Los Angeles: The congestion paradox
The Los Angeles metro area offers a particularly unique example for Metro Detroit in that, on paper, it seems like a transit advocate's utopia. The Los Angeles Metropolitan Transportation Authority has built nearly 100 miles of light rail since 1990 and has established multiple BRT routes since 2000. And in an area whose car fetish makes Detroit's seem quaint, voters in both inner-city and suburban Los Angeles County have been remarkably supportive of transit.
"There's a shared concern about congestion, and congestion is a huge motivating factor in voting for these ballot initiatives," says Michael Manville, assistant professor of urban planning at the University of California, Los Angeles. "You don't have to convince someone in an outlying suburb that we need to think about fixing regional transportation the way you might if someone is five, six, seven towns out from Detroit and congestion is something they might run into occasionally on the highway but not an everyday concern of theirs."
Manville hastens to note that while easing congestion may be a decent selling point for transit, it isn't necessarily an honest one. L.A.'s congestion still ranks the worst in the nation
, and in the top 10 worldwide.
"If you're fortunate enough to live and work along a rail line, you can avoid congestion," Manville says. "But there's a sense that what a lot of voters have in their mind is this implicit promise from transit advocates that says, 'If we build transit, fewer people will drive and the roads will be faster.' But that doesn't happen."

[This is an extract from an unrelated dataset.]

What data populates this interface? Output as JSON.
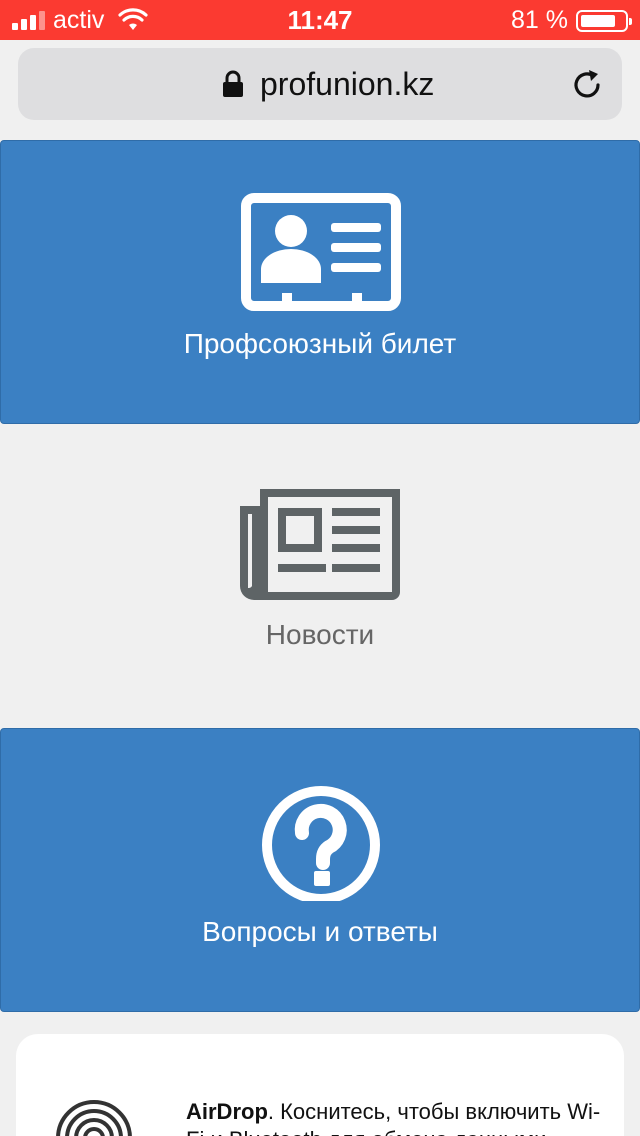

Manville says a more honest reframing of the issue would present transit as a service primarily aimed at serving lower-income people. He admits that's a hard sell with middle- and upper-class voters who want to see transit's hard benefits for them and their communities.
But more importantly, he suggests that L.A., Detroit, and other metro areas around the nation need to be thinking even bigger than funding and building transit. He notes that most metro areas nationwide are still designed to "hide the costs of car ownership from car owners" by widening roads, requiring parking space in new developments, adding turn lanes, and so on.
Manville says he's become increasingly worried that major transit projects are actually "deterrents" to seriously rethinking city planning in a responsible way. The successful growth of L.A.'s transit system bodes well for Detroit in some ways, in that it shows that it is possible for a traditionally auto-oriented region to fiscally get behind transit. But Manville suggests that the more important, and more painful, step is to stop making the already easy choice of driving even easier for metro-area residents.
"It goes back to: what do you want these systems to do?" Manville says. "Simply getting a bunch of people to vote for a sales tax is very different from getting them to get up every morning and say, 'I'm leaving the car at home. I'm getting on the bus.'"
This piece is part of a solutions journalism series on Metro Detroit's regional issues, conducted in partnership with Metro Matters and guided by our Emerging Leaders Board.
This work is funded by the Community Foundation for Southeast Michigan. You can view other pieces in this series here.